*What you should do*. Among the entries below, find each line holding "price" and return it.

[Dataset records]
BEGIN
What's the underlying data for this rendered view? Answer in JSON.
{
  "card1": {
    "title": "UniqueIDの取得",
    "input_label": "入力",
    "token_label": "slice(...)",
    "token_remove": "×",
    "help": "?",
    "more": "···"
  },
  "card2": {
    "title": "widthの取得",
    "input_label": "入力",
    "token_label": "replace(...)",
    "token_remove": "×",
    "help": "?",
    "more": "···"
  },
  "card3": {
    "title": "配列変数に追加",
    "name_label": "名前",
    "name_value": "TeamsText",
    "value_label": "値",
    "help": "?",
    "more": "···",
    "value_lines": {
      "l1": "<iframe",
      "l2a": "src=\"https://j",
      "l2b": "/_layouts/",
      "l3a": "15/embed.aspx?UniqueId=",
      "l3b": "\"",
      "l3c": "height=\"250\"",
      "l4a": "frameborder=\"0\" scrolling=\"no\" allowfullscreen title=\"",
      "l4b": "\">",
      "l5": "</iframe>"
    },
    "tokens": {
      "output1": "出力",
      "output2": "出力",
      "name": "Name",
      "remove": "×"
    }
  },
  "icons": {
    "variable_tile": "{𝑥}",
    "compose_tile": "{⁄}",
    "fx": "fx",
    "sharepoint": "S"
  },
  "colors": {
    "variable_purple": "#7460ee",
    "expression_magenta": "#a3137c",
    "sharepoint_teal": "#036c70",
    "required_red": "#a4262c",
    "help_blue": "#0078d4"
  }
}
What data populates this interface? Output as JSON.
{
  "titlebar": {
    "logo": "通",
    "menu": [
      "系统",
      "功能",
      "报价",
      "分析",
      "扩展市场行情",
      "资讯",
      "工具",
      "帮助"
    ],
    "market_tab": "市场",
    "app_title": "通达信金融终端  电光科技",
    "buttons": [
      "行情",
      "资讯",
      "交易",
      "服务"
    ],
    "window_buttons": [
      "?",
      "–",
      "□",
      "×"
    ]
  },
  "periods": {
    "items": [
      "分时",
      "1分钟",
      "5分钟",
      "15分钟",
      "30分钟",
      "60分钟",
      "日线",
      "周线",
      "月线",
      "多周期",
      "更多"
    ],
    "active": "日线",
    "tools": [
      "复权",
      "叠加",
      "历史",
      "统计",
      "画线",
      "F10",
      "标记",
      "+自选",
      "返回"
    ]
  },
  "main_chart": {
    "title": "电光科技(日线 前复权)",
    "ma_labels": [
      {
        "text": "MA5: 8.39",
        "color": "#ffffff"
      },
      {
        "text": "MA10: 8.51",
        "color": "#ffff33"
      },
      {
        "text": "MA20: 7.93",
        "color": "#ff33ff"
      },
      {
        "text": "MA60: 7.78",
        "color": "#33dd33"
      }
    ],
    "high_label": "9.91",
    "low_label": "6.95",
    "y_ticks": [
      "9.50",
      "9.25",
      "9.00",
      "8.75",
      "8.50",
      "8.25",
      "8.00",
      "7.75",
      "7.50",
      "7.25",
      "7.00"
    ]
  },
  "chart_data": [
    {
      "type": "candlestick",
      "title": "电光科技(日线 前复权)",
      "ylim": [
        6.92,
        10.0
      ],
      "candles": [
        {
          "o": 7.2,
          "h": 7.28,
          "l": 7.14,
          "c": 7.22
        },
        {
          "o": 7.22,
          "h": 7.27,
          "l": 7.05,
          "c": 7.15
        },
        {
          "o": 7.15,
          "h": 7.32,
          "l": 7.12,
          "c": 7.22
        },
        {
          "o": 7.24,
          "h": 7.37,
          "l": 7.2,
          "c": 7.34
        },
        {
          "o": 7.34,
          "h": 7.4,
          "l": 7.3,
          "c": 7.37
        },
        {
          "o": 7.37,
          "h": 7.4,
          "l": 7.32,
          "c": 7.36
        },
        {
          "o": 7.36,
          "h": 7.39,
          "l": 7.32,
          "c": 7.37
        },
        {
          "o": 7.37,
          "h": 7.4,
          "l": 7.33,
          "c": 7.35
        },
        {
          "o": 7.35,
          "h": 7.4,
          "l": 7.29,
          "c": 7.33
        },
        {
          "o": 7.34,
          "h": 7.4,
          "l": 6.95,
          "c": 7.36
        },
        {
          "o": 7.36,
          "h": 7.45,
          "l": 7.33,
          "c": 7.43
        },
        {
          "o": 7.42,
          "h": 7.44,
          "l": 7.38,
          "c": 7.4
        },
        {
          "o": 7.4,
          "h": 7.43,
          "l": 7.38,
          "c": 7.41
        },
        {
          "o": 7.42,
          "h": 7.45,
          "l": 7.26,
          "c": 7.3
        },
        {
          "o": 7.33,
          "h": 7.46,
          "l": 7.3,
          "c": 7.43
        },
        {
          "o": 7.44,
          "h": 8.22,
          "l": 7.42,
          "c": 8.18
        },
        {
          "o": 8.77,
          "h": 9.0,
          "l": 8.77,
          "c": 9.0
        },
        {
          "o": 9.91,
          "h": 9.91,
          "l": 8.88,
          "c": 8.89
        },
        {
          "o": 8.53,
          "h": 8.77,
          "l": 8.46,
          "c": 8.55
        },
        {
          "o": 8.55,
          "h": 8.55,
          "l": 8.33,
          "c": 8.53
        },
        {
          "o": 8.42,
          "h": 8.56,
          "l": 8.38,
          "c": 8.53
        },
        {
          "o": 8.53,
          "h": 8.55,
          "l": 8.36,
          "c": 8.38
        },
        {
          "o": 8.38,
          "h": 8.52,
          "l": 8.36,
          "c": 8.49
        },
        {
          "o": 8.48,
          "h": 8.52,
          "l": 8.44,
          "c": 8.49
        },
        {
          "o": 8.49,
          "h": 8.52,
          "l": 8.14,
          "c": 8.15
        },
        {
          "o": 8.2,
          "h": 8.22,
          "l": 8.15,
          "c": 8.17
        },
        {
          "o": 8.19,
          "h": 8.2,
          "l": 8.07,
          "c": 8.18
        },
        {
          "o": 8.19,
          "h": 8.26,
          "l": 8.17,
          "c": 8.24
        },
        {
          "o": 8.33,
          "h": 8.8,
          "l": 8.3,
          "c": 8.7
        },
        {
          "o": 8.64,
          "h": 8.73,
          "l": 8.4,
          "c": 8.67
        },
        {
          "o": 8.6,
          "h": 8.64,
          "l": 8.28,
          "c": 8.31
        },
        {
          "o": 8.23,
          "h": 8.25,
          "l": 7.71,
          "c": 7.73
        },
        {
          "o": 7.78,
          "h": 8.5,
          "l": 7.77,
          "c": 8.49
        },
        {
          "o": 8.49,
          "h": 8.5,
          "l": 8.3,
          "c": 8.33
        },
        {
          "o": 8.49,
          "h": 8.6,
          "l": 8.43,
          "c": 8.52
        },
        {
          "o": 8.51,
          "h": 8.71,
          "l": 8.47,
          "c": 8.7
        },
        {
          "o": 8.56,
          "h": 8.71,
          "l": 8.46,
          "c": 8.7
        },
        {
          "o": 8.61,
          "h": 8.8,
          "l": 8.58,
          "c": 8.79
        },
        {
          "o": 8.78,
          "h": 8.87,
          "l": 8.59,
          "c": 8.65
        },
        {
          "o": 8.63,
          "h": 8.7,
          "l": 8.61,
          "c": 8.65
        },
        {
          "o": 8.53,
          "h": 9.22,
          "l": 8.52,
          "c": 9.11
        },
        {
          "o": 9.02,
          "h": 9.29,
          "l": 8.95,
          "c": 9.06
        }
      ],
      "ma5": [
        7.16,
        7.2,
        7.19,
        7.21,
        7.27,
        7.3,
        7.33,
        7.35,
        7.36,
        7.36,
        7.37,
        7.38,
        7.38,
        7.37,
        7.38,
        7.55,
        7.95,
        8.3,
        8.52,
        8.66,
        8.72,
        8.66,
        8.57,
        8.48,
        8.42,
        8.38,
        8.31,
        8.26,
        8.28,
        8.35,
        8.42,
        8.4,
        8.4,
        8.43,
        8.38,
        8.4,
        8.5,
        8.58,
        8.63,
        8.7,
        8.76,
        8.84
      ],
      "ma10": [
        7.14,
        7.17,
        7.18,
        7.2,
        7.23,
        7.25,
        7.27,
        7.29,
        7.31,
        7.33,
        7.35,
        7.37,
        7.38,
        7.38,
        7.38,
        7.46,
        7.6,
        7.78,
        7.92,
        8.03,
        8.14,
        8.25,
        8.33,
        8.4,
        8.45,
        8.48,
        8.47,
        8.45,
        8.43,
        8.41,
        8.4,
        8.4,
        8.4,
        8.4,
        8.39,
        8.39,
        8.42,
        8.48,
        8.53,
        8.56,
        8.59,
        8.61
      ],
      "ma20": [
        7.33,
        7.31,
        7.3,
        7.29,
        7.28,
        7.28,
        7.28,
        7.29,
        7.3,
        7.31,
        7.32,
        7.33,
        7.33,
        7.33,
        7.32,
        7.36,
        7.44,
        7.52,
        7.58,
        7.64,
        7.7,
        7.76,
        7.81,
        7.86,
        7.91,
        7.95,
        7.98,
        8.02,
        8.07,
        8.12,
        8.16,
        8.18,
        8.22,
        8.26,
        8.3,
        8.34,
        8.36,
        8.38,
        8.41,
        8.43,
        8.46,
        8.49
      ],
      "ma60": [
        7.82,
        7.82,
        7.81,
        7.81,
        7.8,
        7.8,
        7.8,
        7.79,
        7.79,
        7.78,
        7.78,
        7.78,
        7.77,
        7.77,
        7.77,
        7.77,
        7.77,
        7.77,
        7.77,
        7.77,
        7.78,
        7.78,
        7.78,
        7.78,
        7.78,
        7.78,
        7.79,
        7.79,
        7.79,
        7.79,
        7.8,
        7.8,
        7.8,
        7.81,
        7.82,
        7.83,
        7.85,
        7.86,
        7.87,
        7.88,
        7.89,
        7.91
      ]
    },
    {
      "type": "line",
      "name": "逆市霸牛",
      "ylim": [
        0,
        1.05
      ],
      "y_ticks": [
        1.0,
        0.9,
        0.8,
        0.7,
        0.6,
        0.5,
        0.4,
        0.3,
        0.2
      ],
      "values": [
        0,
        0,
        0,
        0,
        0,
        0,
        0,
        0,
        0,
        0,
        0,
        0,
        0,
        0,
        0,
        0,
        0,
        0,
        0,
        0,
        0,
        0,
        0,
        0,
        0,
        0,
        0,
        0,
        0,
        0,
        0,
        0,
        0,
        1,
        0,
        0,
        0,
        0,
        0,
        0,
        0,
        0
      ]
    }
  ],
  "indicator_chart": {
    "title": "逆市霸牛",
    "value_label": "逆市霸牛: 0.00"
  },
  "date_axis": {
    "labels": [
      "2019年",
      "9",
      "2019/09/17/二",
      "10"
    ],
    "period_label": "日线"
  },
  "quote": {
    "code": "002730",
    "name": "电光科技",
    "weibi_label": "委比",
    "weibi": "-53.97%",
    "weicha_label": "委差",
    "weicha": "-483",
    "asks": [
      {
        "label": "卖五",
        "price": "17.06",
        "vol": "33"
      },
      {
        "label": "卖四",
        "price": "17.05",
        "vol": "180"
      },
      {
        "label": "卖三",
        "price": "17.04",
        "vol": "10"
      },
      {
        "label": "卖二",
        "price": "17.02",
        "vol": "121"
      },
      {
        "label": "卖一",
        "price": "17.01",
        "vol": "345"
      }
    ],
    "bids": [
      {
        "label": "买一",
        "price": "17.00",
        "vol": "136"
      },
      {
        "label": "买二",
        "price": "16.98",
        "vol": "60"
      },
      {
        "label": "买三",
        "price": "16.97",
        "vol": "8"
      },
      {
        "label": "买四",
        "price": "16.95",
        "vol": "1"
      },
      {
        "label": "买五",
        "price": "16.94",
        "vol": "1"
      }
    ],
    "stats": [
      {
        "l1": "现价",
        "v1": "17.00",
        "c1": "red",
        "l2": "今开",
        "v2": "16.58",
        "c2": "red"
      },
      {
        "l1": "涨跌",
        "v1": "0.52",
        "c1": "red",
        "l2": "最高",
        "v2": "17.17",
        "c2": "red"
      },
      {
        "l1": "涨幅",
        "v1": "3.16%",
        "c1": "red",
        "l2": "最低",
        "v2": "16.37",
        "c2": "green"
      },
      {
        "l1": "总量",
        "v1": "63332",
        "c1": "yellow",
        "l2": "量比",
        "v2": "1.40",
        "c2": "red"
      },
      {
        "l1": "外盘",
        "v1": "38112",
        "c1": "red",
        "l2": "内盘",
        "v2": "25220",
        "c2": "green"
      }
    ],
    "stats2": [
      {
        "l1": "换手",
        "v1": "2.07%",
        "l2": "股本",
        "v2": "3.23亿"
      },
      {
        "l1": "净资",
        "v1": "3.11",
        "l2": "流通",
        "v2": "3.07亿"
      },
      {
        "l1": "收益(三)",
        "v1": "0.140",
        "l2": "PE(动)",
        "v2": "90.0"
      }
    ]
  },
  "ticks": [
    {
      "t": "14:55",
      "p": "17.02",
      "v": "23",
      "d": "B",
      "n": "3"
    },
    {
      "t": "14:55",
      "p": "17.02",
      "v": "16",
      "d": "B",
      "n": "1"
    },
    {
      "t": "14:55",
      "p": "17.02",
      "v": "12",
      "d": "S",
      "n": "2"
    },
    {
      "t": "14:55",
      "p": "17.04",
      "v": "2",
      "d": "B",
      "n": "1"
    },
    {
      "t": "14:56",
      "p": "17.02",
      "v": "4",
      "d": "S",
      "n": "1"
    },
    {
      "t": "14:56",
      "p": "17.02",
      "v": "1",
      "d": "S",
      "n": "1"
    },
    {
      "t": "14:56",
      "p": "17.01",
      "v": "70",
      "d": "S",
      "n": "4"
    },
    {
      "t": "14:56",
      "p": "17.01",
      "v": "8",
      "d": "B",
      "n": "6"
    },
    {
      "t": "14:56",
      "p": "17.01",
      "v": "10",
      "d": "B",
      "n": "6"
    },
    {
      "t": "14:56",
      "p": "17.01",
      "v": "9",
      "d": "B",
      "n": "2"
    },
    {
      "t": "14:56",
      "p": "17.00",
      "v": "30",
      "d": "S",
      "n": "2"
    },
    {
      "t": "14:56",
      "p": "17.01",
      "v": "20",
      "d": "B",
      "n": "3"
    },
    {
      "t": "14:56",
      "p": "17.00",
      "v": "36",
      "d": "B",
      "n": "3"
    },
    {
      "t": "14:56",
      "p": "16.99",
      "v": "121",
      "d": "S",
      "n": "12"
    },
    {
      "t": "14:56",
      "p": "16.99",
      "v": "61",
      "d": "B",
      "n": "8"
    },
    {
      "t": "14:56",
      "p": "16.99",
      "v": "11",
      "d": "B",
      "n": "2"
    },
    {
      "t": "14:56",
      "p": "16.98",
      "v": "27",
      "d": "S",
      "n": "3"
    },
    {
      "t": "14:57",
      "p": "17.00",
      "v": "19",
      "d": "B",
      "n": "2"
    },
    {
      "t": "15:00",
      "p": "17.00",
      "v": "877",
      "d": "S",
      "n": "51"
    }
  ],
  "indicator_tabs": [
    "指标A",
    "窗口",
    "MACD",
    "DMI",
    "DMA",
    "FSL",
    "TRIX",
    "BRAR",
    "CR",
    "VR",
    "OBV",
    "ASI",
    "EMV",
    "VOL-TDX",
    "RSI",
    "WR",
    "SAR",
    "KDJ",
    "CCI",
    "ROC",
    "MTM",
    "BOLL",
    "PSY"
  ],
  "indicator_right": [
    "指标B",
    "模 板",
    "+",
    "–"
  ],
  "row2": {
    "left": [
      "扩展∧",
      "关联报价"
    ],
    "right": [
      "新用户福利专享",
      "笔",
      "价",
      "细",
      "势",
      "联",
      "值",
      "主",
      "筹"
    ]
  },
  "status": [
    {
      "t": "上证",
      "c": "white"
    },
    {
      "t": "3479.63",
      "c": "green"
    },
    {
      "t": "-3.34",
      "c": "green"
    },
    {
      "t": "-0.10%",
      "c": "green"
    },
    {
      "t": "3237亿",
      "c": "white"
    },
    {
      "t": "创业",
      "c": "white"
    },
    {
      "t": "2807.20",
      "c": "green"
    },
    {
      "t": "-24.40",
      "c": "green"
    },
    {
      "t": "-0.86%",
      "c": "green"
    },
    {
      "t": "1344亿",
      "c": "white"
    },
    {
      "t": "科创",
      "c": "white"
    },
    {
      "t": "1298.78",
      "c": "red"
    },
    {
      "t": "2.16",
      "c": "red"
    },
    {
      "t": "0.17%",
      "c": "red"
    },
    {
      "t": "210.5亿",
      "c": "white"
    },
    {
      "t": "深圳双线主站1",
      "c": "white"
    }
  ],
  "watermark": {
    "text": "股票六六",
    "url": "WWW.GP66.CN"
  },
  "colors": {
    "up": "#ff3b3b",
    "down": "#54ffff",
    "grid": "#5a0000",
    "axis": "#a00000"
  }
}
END
*Answer for this exercise*.
        "price": "17.06",
        "price": "17.05",
        "price": "17.04",
        "price": "17.02",
        "price": "17.01",
        "price": "17.00",
        "price": "16.98",
        "price": "16.97",
        "price": "16.95",
        "price": "16.94",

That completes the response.